We played casual games online for a while, but she has developed a much greater affinity for the sociality and economics of this Online community than I ever did. Nowadays, when we do a draft tounament together, it means that she signs up to play draft, and I sit next to her at the computer and coach her in her draft picks, deck construction, and game plays. It is a bit of a challenge, because we have slightly different play styles. And I have learned that what is absolutely the right pick or play for me, won't always work for her.
She logs in and joins the queue for a 4-3-2-2 (prize payout for 1st, 2nd, etc.) CCB (Kamigawa Block 2 packs of Champions and 1 pack of Betrayers) Draft. Now we sit at the computer to wait for the critical mass of 8 (+3 minutes), and wonder what cards the packs will bring this time. Not every draft will yield an uber-Black spirit deck with a Foil Kokusho and 3 Devouring Greeds (but man, were those some sick games...). But with a little metagame preparation and some skillful picks it is not too hard to avoid a really bad deck. This means you have to know what the cards are, what they can do, and how they interact.
Currently Green Spiritcraft can be a strong deck theme, but neither of us have a lot of experience with it, as it doesn't really suit either of our play styles, and so we tend to avoid it. It is usually not an effective strategy to play outside your personal strengths, but it is good to experiment a little to understand different options.
The draft begins and the first pack has a Kite, Black Honden, Thief of Hope, Befoul, Cloudskater, Hearth Kami, Scuttling Death, and sundry others. There is a chance that the next person to see this pack will draft black, even if we take a Black card - There are just too many good black here. But the other colors just aren't juicy enough, and we set ourselves up for a spiritcraft deck and take the Thief.
The next choice boils down to Pull Under, Moss Kami, Nezumi Ronin, and Kami of the Hunt. The big trampling Moss Kami could be a is a good finisher creature, but we follow the spiritcraft theme and take the Kami of the Hunt. I am a little wary of passing another black removal card.
Next pack presents A Yamabushi's Flame, Cage of Hands, Gibbering Kami, and another Moss Kami. Both Kami have a form of evasion, and would be a great addition to the deck. But the allure of removal proves too strong and we take the Flame. There was a desire to draft red instead of green from the beginning, but not committing to what were 2 solid fist picks could prove to be a big mistake.

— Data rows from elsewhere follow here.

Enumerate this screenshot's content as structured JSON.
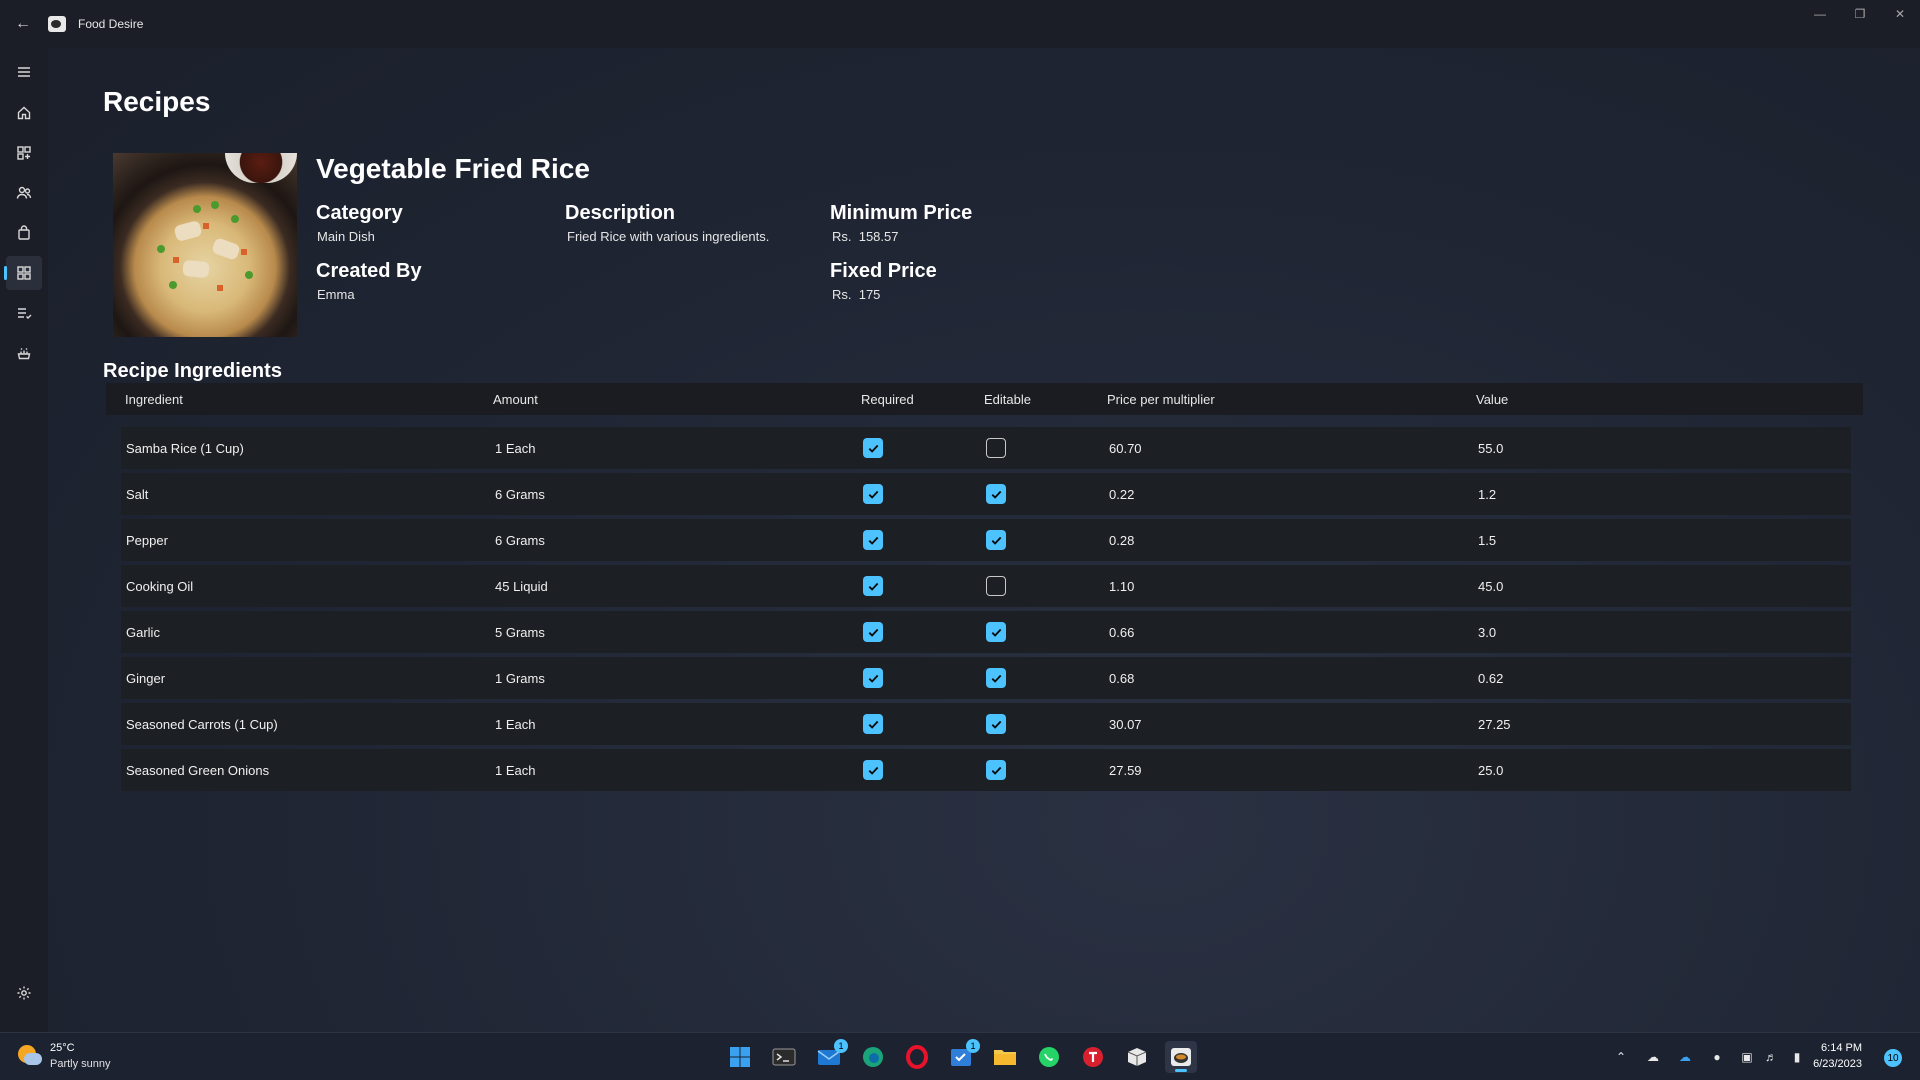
{
  "window": {
    "app_title": "Food Desire",
    "controls": [
      "minimize-icon",
      "restore-icon",
      "close-icon"
    ]
  },
  "nav": {
    "items": [
      {
        "name": "menu",
        "icon": "hamburger-icon"
      },
      {
        "name": "home",
        "icon": "home-icon"
      },
      {
        "name": "dashboard",
        "icon": "grid-add-icon"
      },
      {
        "name": "people",
        "icon": "people-icon"
      },
      {
        "name": "products",
        "icon": "bag-icon"
      },
      {
        "name": "recipes",
        "icon": "apps-icon",
        "selected": true
      },
      {
        "name": "tasks",
        "icon": "list-check-icon"
      },
      {
        "name": "food",
        "icon": "food-icon"
      }
    ],
    "settings_icon": "gear-icon"
  },
  "page": {
    "title": "Recipes"
  },
  "recipe": {
    "name": "Vegetable Fried Rice",
    "category_label": "Category",
    "category": "Main Dish",
    "description_label": "Description",
    "description": "Fried Rice with various ingredients.",
    "min_price_label": "Minimum Price",
    "min_price": "Rs.  158.57",
    "created_by_label": "Created By",
    "created_by": "Emma",
    "fixed_price_label": "Fixed Price",
    "fixed_price": "Rs.  175"
  },
  "ingredients": {
    "title": "Recipe Ingredients",
    "columns": [
      "Ingredient",
      "Amount",
      "Required",
      "Editable",
      "Price per multiplier",
      "Value"
    ],
    "rows": [
      {
        "ingredient": "Samba Rice (1 Cup)",
        "amount": "1 Each",
        "required": true,
        "editable": false,
        "price": "60.70",
        "value": "55.0"
      },
      {
        "ingredient": "Salt",
        "amount": "6 Grams",
        "required": true,
        "editable": true,
        "price": "0.22",
        "value": "1.2"
      },
      {
        "ingredient": "Pepper",
        "amount": "6 Grams",
        "required": true,
        "editable": true,
        "price": "0.28",
        "value": "1.5"
      },
      {
        "ingredient": "Cooking Oil",
        "amount": "45 Liquid",
        "required": true,
        "editable": false,
        "price": "1.10",
        "value": "45.0"
      },
      {
        "ingredient": "Garlic",
        "amount": "5 Grams",
        "required": true,
        "editable": true,
        "price": "0.66",
        "value": "3.0"
      },
      {
        "ingredient": "Ginger",
        "amount": "1 Grams",
        "required": true,
        "editable": true,
        "price": "0.68",
        "value": "0.62"
      },
      {
        "ingredient": "Seasoned Carrots (1 Cup)",
        "amount": "1 Each",
        "required": true,
        "editable": true,
        "price": "30.07",
        "value": "27.25"
      },
      {
        "ingredient": "Seasoned Green Onions",
        "amount": "1 Each",
        "required": true,
        "editable": true,
        "price": "27.59",
        "value": "25.0"
      }
    ]
  },
  "taskbar": {
    "weather_temp": "25°C",
    "weather_condition": "Partly sunny",
    "apps": [
      {
        "name": "start",
        "icon": "windows-logo-icon"
      },
      {
        "name": "terminal",
        "icon": "terminal-icon"
      },
      {
        "name": "mail",
        "icon": "mail-icon",
        "badge": "1"
      },
      {
        "name": "edge-dev",
        "icon": "edge-dev-icon"
      },
      {
        "name": "opera",
        "icon": "opera-icon"
      },
      {
        "name": "todo",
        "icon": "todo-icon",
        "badge": "1"
      },
      {
        "name": "file-explorer",
        "icon": "folder-icon"
      },
      {
        "name": "whatsapp",
        "icon": "whatsapp-icon"
      },
      {
        "name": "t-app",
        "icon": "t-app-icon"
      },
      {
        "name": "package",
        "icon": "box-icon"
      },
      {
        "name": "food-desire",
        "icon": "food-desire-icon",
        "active": true
      }
    ],
    "time": "6:14 PM",
    "date": "6/23/2023",
    "notifications": "10"
  },
  "colors": {
    "accent": "#4cc2ff",
    "background": "#1f2533",
    "row": "#1c1f24",
    "header": "#1a1c22"
  }
}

Pack 4 offers nothing to compete with a Rend Flesh, and Packs 5 and 6 yield nothing better than a Gutwrencher Oni (not so bad, but some ogres would be nice), and a Blood Speaker (fortuitous?). Pack 7's best cards are A River Kaijin (not really going blue), and Sachi (mana acceleration is one of green's redeeming qualities).
Next we pull a Hana Kami over a Hearth Kami, further solidifying the green presence. Packs 9-11 give us the Kite, Serpent Skin, and A venerable Kumo. And the last 4 packs in this round give us nothing we can use.
Before we continue, lets take a look at what we have so far: Mostly Black, with some green and a Flame. We have a Kite, and if we pick up some Sakura Tribe Elders and Petal Mane Baku, we could easily splash for some red removal... But it is still iffy.
We open the first of the next packs to find an Earthshaker, Glacial Ray, Scuttling Death, and a Burr Grafter. Earthshaker is an amazing card, but it is not a splash by any means.&nbs